This morning I began a new chapter in my Bible study entitled “Outcast but Not Forsaken”. With so many tragedies, particular the one in Parkland, FL last week, this study seems perfectly timed. When God began working with Abram (his name was later changed to Abraham), God gave him a command and an amazing promise. The command was “Get out of your country, from your family and from your father’s house, to a land that I will show you” (Genesis 12:1).
Explaining the promise He would give Abraham in exchange for his obedience, God continued: “I will make you a great nation; I will bless you and make your name great; and you shall be a blessing. I will bless those who bless you, and I will curse him who curses you; and in you all the families of the earth shall be blessed” (verses 2-3). This promise had multiple components, including the promise of multiple descendants, fame, divine protection and that Abraham through his descendants would be a blessing to all people. Abraham’s son, Isaac, and grandson, Jacob, were “heirs with him of the same promise” (Hebrews 11:9).
The Lord told Abrahm (later Abraham) and his wife, Sarai (later Sarah), what He would do. But God didn’t immediately give him what He promised.
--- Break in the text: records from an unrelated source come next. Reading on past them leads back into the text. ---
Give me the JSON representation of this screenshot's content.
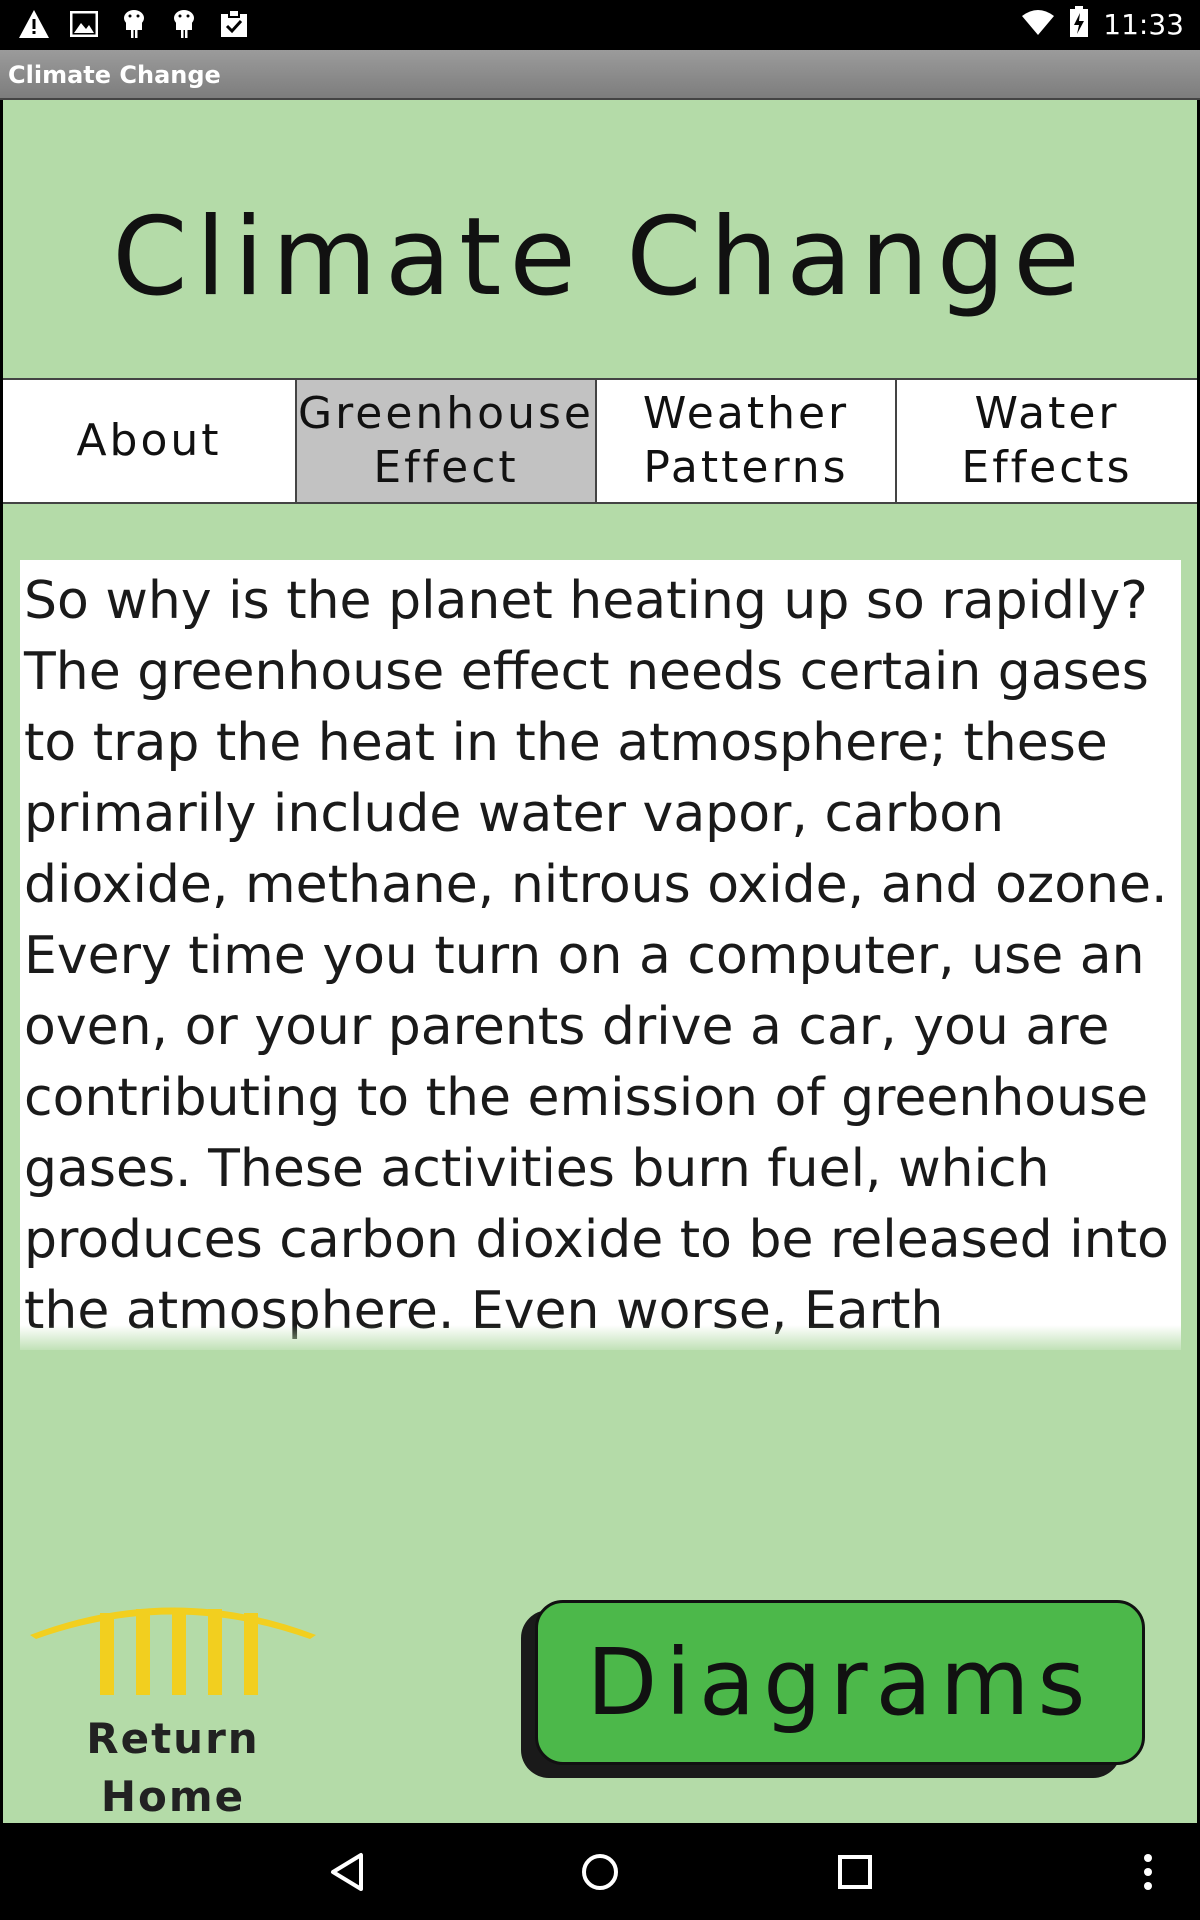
{
  "status_bar": {
    "time": "11:33",
    "left_icons": [
      "warning-icon",
      "image-icon",
      "android-icon",
      "android-icon",
      "clipboard-check-icon"
    ],
    "right_icons": [
      "wifi-icon",
      "battery-icon"
    ]
  },
  "title_bar": {
    "title": "Climate Change"
  },
  "header": {
    "title": "Climate Change"
  },
  "tabs": [
    {
      "label": "About",
      "selected": false
    },
    {
      "label": "Greenhouse\nEffect",
      "selected": true
    },
    {
      "label": "Weather\nPatterns",
      "selected": false
    },
    {
      "label": "Water\nEffects",
      "selected": false
    }
  ],
  "body_text": "So why is the planet heating up so rapidly? The greenhouse effect needs certain gases to trap the heat in the atmosphere; these primarily include water vapor, carbon dioxide, methane, nitrous oxide, and ozone. Every time you turn on a computer, use an oven, or your parents drive a car, you are contributing to the emission of greenhouse gases. These activities burn fuel, which produces carbon dioxide to be released into the atmosphere.  Even worse, Earth",
  "home_button": {
    "label": "Return\nHome",
    "icon": "pillar-arch-icon"
  },
  "diagrams_button": {
    "label": "Diagrams"
  },
  "colors": {
    "background": "#b4dba8",
    "selected_tab": "#c2c2c2",
    "diagrams_green": "#4cb84a",
    "home_yellow": "#f2cf1f"
  },
  "nav_bar": {
    "icons": [
      "back-icon",
      "home-icon",
      "recents-icon",
      "overflow-menu-icon"
    ]
  }
}
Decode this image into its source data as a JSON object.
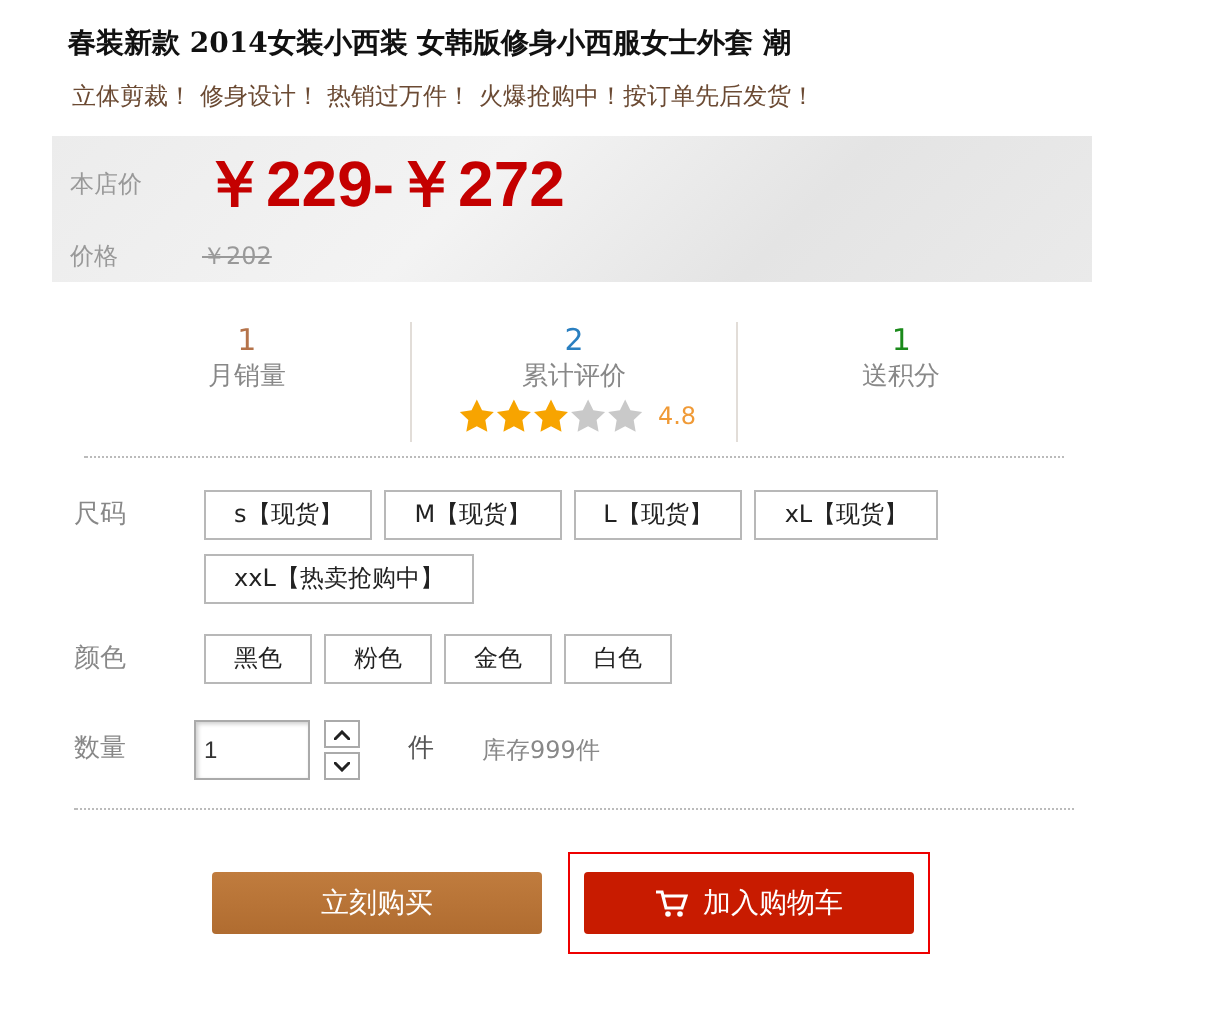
{
  "title": "春装新款 2014女装小西装 女韩版修身小西服女士外套 潮",
  "slogan": "立体剪裁！ 修身设计！ 热销过万件！ 火爆抢购中！按订单先后发货！",
  "price": {
    "label": "本店价",
    "value": "￥229-￥272",
    "original_label": "价格",
    "original_value": "￥202"
  },
  "stats": [
    {
      "value": "1",
      "label": "月销量",
      "color": "#b5734a"
    },
    {
      "value": "2",
      "label": "累计评价",
      "color": "#2a7fc0",
      "stars": 3,
      "rating": "4.8"
    },
    {
      "value": "1",
      "label": "送积分",
      "color": "#1b8a1b"
    }
  ],
  "options": [
    {
      "label": "尺码",
      "values": [
        {
          "text": "s【现货】",
          "selected": false
        },
        {
          "text": "M【现货】",
          "selected": false
        },
        {
          "text": "L【现货】",
          "selected": false
        },
        {
          "text": "xL【现货】",
          "selected": false
        },
        {
          "text": "xxL【热卖抢购中】",
          "selected": false
        }
      ]
    },
    {
      "label": "颜色",
      "values": [
        {
          "text": "黑色",
          "selected": false
        },
        {
          "text": "粉色",
          "selected": false
        },
        {
          "text": "金色",
          "selected": false
        },
        {
          "text": "白色",
          "selected": false
        }
      ]
    }
  ],
  "quantity": {
    "label": "数量",
    "value": "1",
    "unit": "件",
    "stock": "库存999件"
  },
  "buttons": [
    {
      "label": "立刻购买",
      "kind": "buy"
    },
    {
      "label": "加入购物车",
      "kind": "cart",
      "highlighted": true
    }
  ]
}
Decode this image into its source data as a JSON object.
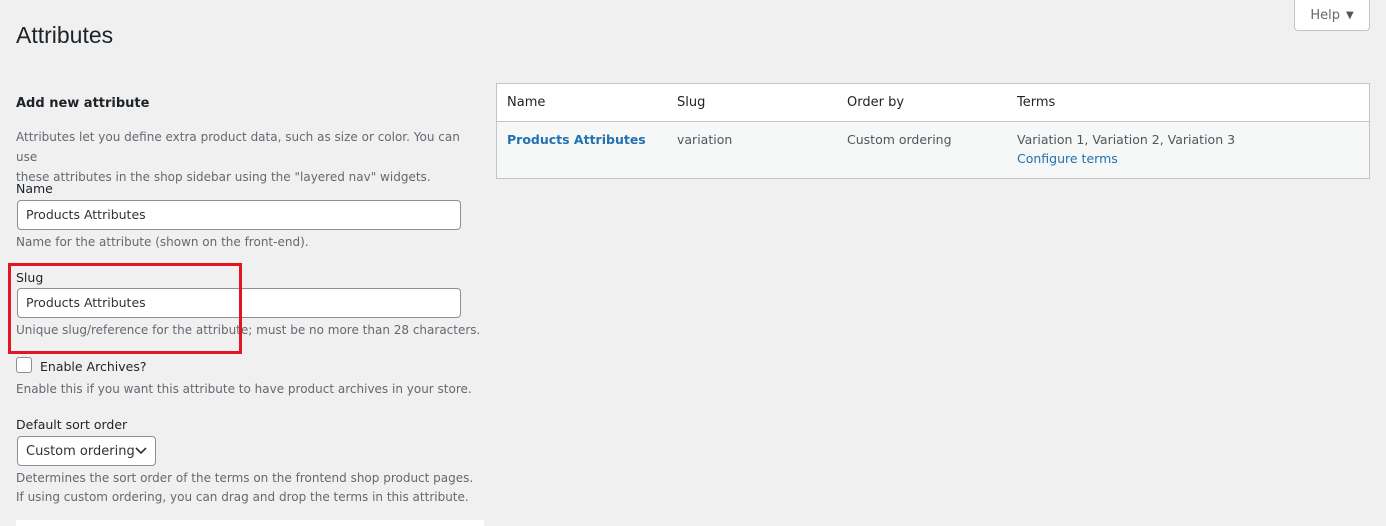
{
  "page": {
    "title": "Attributes",
    "help_label": "Help"
  },
  "form": {
    "section_title": "Add new attribute",
    "intro_line1": "Attributes let you define extra product data, such as size or color. You can use",
    "intro_line2": "these attributes in the shop sidebar using the \"layered nav\" widgets.",
    "name": {
      "label": "Name",
      "value": "Products Attributes",
      "description": "Name for the attribute (shown on the front-end)."
    },
    "slug": {
      "label": "Slug",
      "value": "Products Attributes",
      "description": "Unique slug/reference for the attribute; must be no more than 28 characters."
    },
    "archives": {
      "label": "Enable Archives?",
      "checked": false,
      "description": "Enable this if you want this attribute to have product archives in your store."
    },
    "sort_order": {
      "label": "Default sort order",
      "selected": "Custom ordering",
      "description_line1": "Determines the sort order of the terms on the frontend shop product pages.",
      "description_line2": "If using custom ordering, you can drag and drop the terms in this attribute."
    }
  },
  "table": {
    "headers": [
      "Name",
      "Slug",
      "Order by",
      "Terms"
    ],
    "rows": [
      {
        "name": "Products Attributes",
        "slug": "variation",
        "order_by": "Custom ordering",
        "terms": "Variation 1, Variation 2, Variation 3",
        "configure_label": "Configure terms"
      }
    ]
  },
  "colors": {
    "background": "#f0f0f1",
    "link": "#2271b1",
    "highlight": "#e1161e"
  }
}
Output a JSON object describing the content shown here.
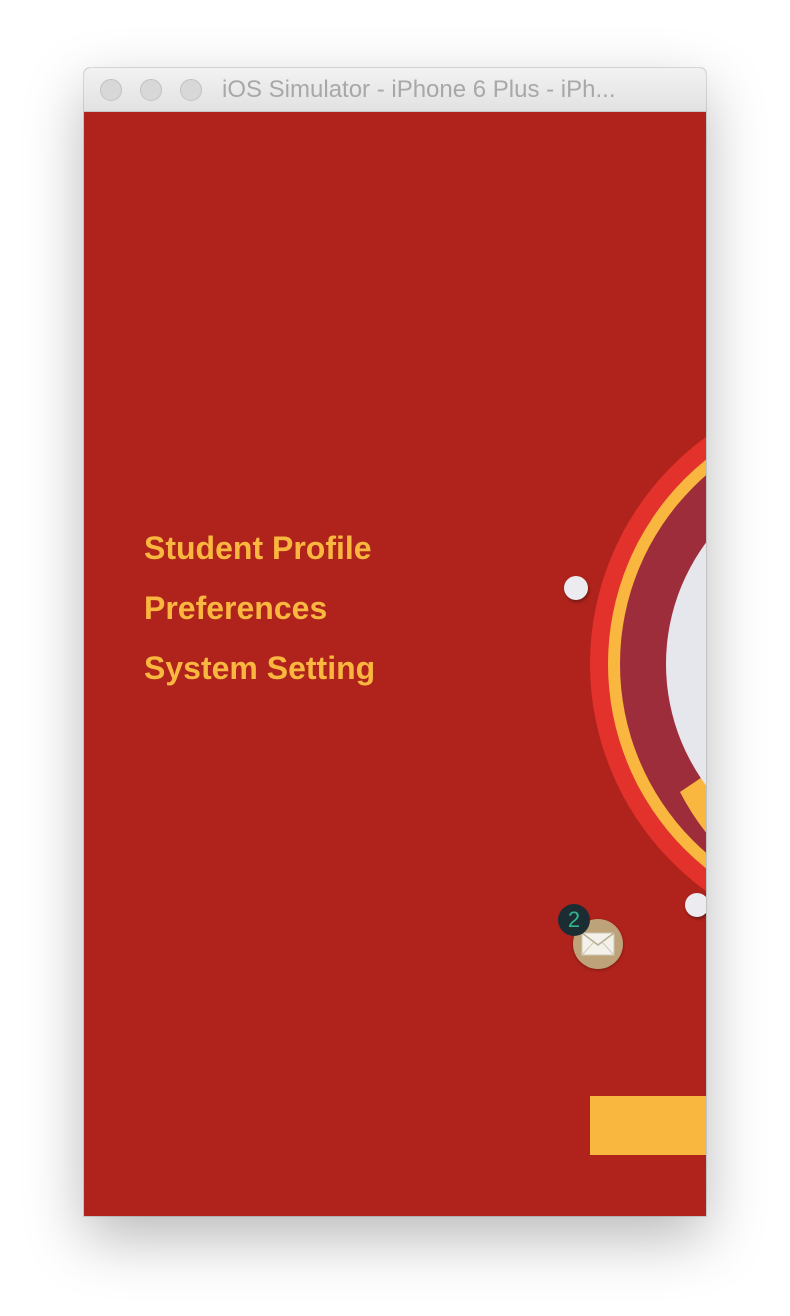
{
  "window": {
    "title": "iOS Simulator - iPhone 6 Plus - iPh..."
  },
  "menu": {
    "items": [
      {
        "label": "Student Profile"
      },
      {
        "label": "Preferences"
      },
      {
        "label": "System Setting"
      }
    ]
  },
  "mail": {
    "badge_count": "2",
    "icon": "envelope-icon"
  },
  "colors": {
    "background": "#b0231c",
    "menu_text": "#f9b73f",
    "outer_ring": "#e3322b",
    "accent_yellow": "#f9b73f",
    "maroon_ring": "#9e2d3c",
    "center_light": "#e6e7ec",
    "badge_bg": "#1b2d33",
    "badge_text": "#35b58e",
    "mail_button": "#bea37a"
  }
}
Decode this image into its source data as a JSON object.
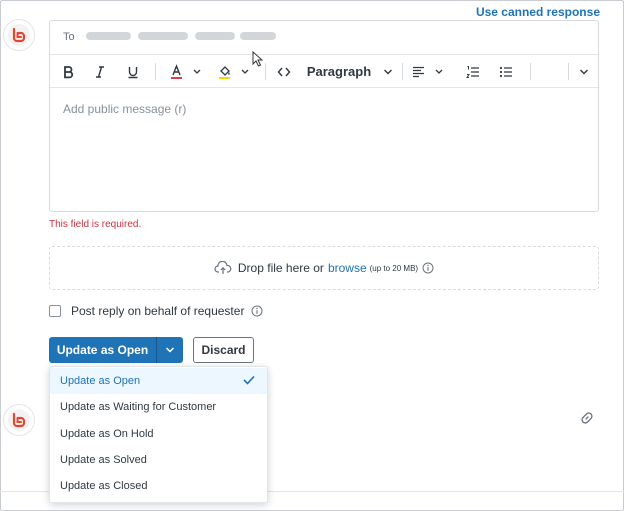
{
  "header": {
    "canned_response": "Use canned response"
  },
  "editor": {
    "to_label": "To",
    "placeholder": "Add public message (r)",
    "format_label": "Paragraph"
  },
  "validation": {
    "error": "This field is required."
  },
  "dropzone": {
    "text": "Drop file here or",
    "link": "browse",
    "limit": "(up to 20 MB)"
  },
  "options": {
    "post_on_behalf": "Post reply on behalf of requester"
  },
  "actions": {
    "submit_label": "Update as Open",
    "discard_label": "Discard"
  },
  "menu": {
    "items": [
      {
        "label": "Update as Open"
      },
      {
        "label": "Update as Waiting for Customer"
      },
      {
        "label": "Update as On Hold"
      },
      {
        "label": "Update as Solved"
      },
      {
        "label": "Update as Closed"
      }
    ],
    "selected_index": 0
  },
  "colors": {
    "accent": "#1f73b7",
    "error": "#cc3340",
    "logo": "#e5462f",
    "text_color_indicator": "#d93f4c",
    "highlight_indicator": "#f5d800"
  },
  "icons": {
    "bold": "bold-icon",
    "italic": "italic-icon",
    "underline": "underline-icon",
    "text_color": "text-color-icon",
    "highlight": "highlight-icon",
    "code": "code-icon",
    "align": "align-icon",
    "ordered_list": "ordered-list-icon",
    "bullet_list": "bullet-list-icon",
    "upload": "cloud-upload-icon",
    "info": "info-icon",
    "link": "link-icon",
    "check": "check-icon"
  }
}
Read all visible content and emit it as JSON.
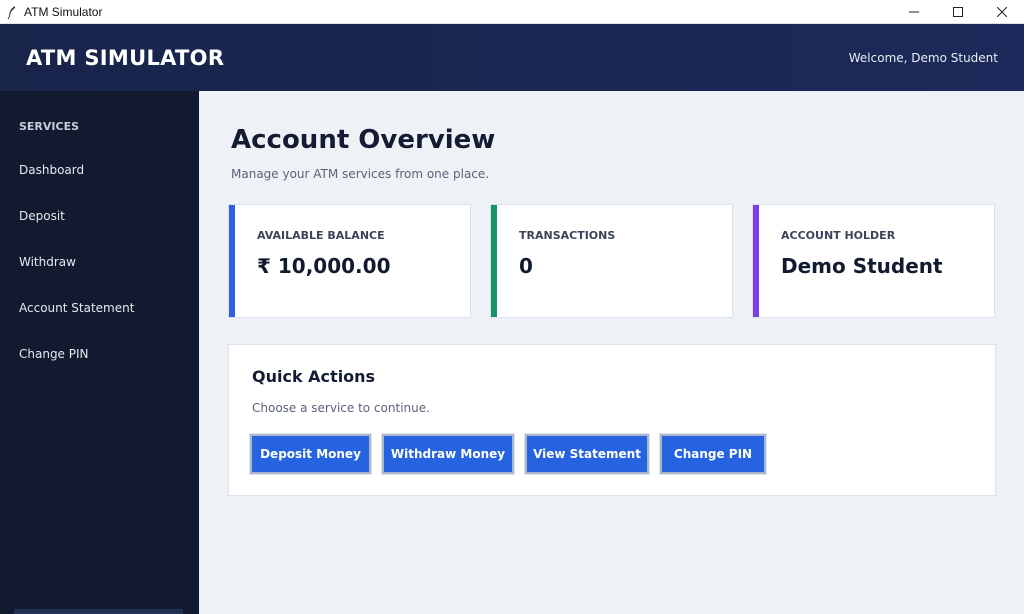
{
  "window": {
    "title": "ATM Simulator",
    "controls": [
      "minimize-icon",
      "maximize-icon",
      "close-icon"
    ]
  },
  "header": {
    "brand": "ATM SIMULATOR",
    "welcome": "Welcome, Demo Student"
  },
  "sidebar": {
    "heading": "SERVICES",
    "items": [
      {
        "label": "Dashboard"
      },
      {
        "label": "Deposit"
      },
      {
        "label": "Withdraw"
      },
      {
        "label": "Account Statement"
      },
      {
        "label": "Change PIN"
      }
    ]
  },
  "main": {
    "title": "Account Overview",
    "subtitle": "Manage your ATM services from one place.",
    "cards": [
      {
        "label": "AVAILABLE BALANCE",
        "value": "₹ 10,000.00",
        "accent": "#2f5fe0"
      },
      {
        "label": "TRANSACTIONS",
        "value": "0",
        "accent": "#149366"
      },
      {
        "label": "ACCOUNT HOLDER",
        "value": "Demo Student",
        "accent": "#7c3fe4"
      }
    ],
    "quick_actions": {
      "title": "Quick Actions",
      "subtitle": "Choose a service to continue.",
      "buttons": [
        {
          "label": "Deposit Money"
        },
        {
          "label": "Withdraw Money"
        },
        {
          "label": "View Statement"
        },
        {
          "label": "Change PIN"
        }
      ]
    }
  },
  "colors": {
    "header_bg": "#1b2a5a",
    "sidebar_bg": "#111a2e",
    "primary_button": "#2563e0",
    "page_bg": "#eef1f5"
  }
}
There was a waiting period, just like so many of our own answered prayers from the Lord. The problem came when Sarai and Abrahm didn’t wait on the Lord, but took matters into their own hands (Gen. 16:1-16), and Abrahm had a child with Sarai’s servant Hagar, named Ishmael (which means “God listens”). When Hagar ran away while pregnant, the angel of the Lord appeared to her, told her to return to her mistress and submit to her authority. He also said about Ishmael: “He will be a wild donkey of a man, his hand will be against everyone, and everyone’s hand will be against him; and he will live to the east of all his brothers.” (v 12)
Later after Sarah bore Abraham his promised son, Isaac, there was trouble between the wives of Abraham’s two sons (Gen 21:9-16). At the Lord’s urging, Abraham listened to Sarah and sent Hagar and Ishmael away, and they wandered in the wilderness. When the water and bread were gone and it was only Hagar and Ishmael, Hagar “lifted up her voice and wept” (v 16). Hagar humbled herself and cried out to the Lord, and He heard her cry, and responded. “Then God opened her eyes and she saw a well of water; and she went and filled the skin with water and gave the lad a drink” (v 19).
What struck me this morning, is that God loves everyone: every child, every parent, no matter their position or status. And if we will humble ourselves before Him, cry out to Him, He will hear our prayers and He will respond. We may be alone, without anyone to turn to except the Lord, and that might even be His plan. “It is better to take refuge in the Lord than to trust in man.” (Ps. 118:8)
No matter our station in life, the Lord loves us unconditionally and wants to be our Lord; and He also loves those that we may have a difficult time loving. Even back long before Christ was born, the Lord said: “You shall not take vengeance, nor bear any grudge against the sons of your people, but you shall love your neighbor as yourself; I am the Lord.” (Lev. 19:18) Let’s remember this as we see everyone today, even those we dislike, who treat us or others poorly: “But I say to you who hear, love your enemies, do good to those who hate you, bless those who curse you, pray for those who mistreat you.” (Luke 6:27-28) If they humble themselves before the Lord, He will also hear their cries. He loves us all!